Bangalore has 13,000 km and TenderSure is barely scratching the surface. But not everybody is happy with the way things are turning out. Corporators accuse TenderSure of subverting processes and clandestinely privatising roads. Some bureaucrats and the police accuse project leaders of not consulting all agencies and say that the specs will substantially reduce the carriageway for motorists and further clog the roads. These could be the rumblings of discontent among those who see TenderSure as the death knell for massive corruption in road works. The “system” could be waiting to kill TenderSure.


But if Bangalore’s residents enthusiastically use the 12 stretches of TenderSure roads to drive in uniform two-lane traffic and walk, bike and window shop, there is a good chance that the project will be a “test lab success” whose standards will set the paradigm for future road works. If not, it will be business as usual. Roads will continue to be laid and relaid while money will leak out and line the pockets of corrupt politicians and officials.

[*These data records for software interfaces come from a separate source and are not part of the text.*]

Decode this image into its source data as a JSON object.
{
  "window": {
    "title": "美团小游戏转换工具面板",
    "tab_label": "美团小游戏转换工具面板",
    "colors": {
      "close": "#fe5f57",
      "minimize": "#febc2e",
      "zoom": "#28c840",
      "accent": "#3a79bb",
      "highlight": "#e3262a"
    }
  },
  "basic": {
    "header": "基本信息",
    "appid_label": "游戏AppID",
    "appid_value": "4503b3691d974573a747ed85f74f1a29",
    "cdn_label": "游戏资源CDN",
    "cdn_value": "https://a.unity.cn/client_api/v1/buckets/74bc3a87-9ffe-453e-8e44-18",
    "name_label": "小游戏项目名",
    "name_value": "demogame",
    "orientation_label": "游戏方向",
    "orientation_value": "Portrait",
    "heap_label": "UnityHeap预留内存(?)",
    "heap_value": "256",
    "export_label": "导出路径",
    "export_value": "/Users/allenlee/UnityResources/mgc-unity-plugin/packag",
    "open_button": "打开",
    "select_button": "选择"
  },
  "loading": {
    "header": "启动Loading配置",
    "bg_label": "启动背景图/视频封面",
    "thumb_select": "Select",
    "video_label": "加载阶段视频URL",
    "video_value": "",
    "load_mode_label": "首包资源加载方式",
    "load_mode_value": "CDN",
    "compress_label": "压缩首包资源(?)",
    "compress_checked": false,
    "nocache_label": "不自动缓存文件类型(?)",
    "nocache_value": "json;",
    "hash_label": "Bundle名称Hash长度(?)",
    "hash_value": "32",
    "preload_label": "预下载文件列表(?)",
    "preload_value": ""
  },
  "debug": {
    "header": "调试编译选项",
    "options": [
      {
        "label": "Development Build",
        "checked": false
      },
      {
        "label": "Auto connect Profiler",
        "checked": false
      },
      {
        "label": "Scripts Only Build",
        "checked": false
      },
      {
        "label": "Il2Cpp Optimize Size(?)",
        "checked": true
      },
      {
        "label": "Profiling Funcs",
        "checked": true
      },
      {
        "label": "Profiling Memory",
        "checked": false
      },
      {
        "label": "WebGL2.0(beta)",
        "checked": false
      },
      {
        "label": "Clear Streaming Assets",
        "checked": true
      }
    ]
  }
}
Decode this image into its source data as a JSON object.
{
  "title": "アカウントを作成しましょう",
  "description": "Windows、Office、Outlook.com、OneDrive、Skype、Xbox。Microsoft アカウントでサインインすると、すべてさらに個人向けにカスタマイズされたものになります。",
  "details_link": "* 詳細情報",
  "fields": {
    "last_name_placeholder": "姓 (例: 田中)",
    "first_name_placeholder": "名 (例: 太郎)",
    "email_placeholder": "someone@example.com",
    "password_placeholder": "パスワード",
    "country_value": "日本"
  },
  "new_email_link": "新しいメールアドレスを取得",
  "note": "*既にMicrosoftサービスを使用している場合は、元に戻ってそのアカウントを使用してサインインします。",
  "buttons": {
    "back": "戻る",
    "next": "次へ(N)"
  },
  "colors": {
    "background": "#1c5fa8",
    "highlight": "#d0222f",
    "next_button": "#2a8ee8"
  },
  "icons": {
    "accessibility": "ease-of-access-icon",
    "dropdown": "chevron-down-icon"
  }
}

📣 Join our Telegram channel (The Indian Express) for the latest news and updates

For all the latest Opinion News, download Indian Express App.

  • Newsguard
  • The Indian Express website has been rated GREEN for its credibility and trustworthiness by Newsguard, a global service that rates news sources for their journalistic standards.
  • Newsguard
First published on: 22-12-2014 at 01:02:09 am
0 Comment(s) *
* The moderation of comments is automated and not cleared manually by

Featured Stories